It also has significant implications for the future of the Conservative Party. It’s not the only reason why the post-Johnson London Conservatives have problems, but it is nonetheless true that the Johnson approach has produced just one politician (James Cleverly) you could credibly describe as a “mayor of London candidate” without giggling. The rest simply don’t have the all-round skills to make a fist of running for office in a prominent election. The May-era Conservatives already had a problem that May didn’t bring new blood through and it would, inevitably, exacerbate it if the preferred shape of Whitehall was to facilitate a relatively disengaged prime minister supported by a smaller number of high-powered administrators.

There’s also the added hurdle that ideally Johnson’s first and only project for his first 100 days would be to beef up Downing Street, with a wider reorganisation of Whitehall as his second step. But of course he has another project in his first 100 days: to get the United Kingdom out of the European Union. This speaks to the big Brexit reality that very few politicians want to accept – if you want to do Brexit then your big political project is not simply leaving but reimagining and reworking our institutional relationship with the rest of Europe, and indeed much of British regulation. That’s the hangover of the shared lie of the referendum campaign, when Vote Leave wanted voters to think our membership could be unpicked quickly and painlessly, and Britain Stronger In Europe wanted voters to believe that our membership was a small deal with few implications for British sovereignty.
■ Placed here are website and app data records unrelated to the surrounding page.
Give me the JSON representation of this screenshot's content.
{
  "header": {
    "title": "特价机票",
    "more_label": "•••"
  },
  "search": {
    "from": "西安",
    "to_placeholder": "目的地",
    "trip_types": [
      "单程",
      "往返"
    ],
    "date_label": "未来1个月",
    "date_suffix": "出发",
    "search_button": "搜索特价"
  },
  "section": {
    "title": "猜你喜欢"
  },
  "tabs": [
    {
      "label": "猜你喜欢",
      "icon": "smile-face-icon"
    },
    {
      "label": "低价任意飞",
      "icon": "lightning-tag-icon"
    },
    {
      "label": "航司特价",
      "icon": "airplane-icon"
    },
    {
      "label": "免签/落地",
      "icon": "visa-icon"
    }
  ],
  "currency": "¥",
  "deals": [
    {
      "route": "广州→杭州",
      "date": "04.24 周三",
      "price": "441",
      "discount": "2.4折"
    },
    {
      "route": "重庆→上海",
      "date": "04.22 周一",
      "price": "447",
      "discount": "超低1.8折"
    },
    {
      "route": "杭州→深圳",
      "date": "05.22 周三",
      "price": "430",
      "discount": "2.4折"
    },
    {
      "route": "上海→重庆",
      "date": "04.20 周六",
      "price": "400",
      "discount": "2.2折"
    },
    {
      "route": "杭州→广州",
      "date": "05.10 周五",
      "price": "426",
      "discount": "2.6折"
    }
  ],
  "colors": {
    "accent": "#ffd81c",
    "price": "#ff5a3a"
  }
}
But he will also have to navigate the hung parliament he inherited from Theresa May and potentially fight an election, all while significantly increasing the size of Downing Street. It’s theoretically doable but it has the potential to make the early days of a Johnson government chaotic and catastrophic. Of course, the problem is that if they don’t do this then it may mean that the early days, middle days and final days of a Johnson administration are chaotic and catastrophic. But it underlines that simply “running Downing Street like City Hall” will have more teething problems than you might think.

Stephen Bush is political editor of the New Statesman. His daily briefing, Morning Call, provides a quick and essential guide to domestic and global politics.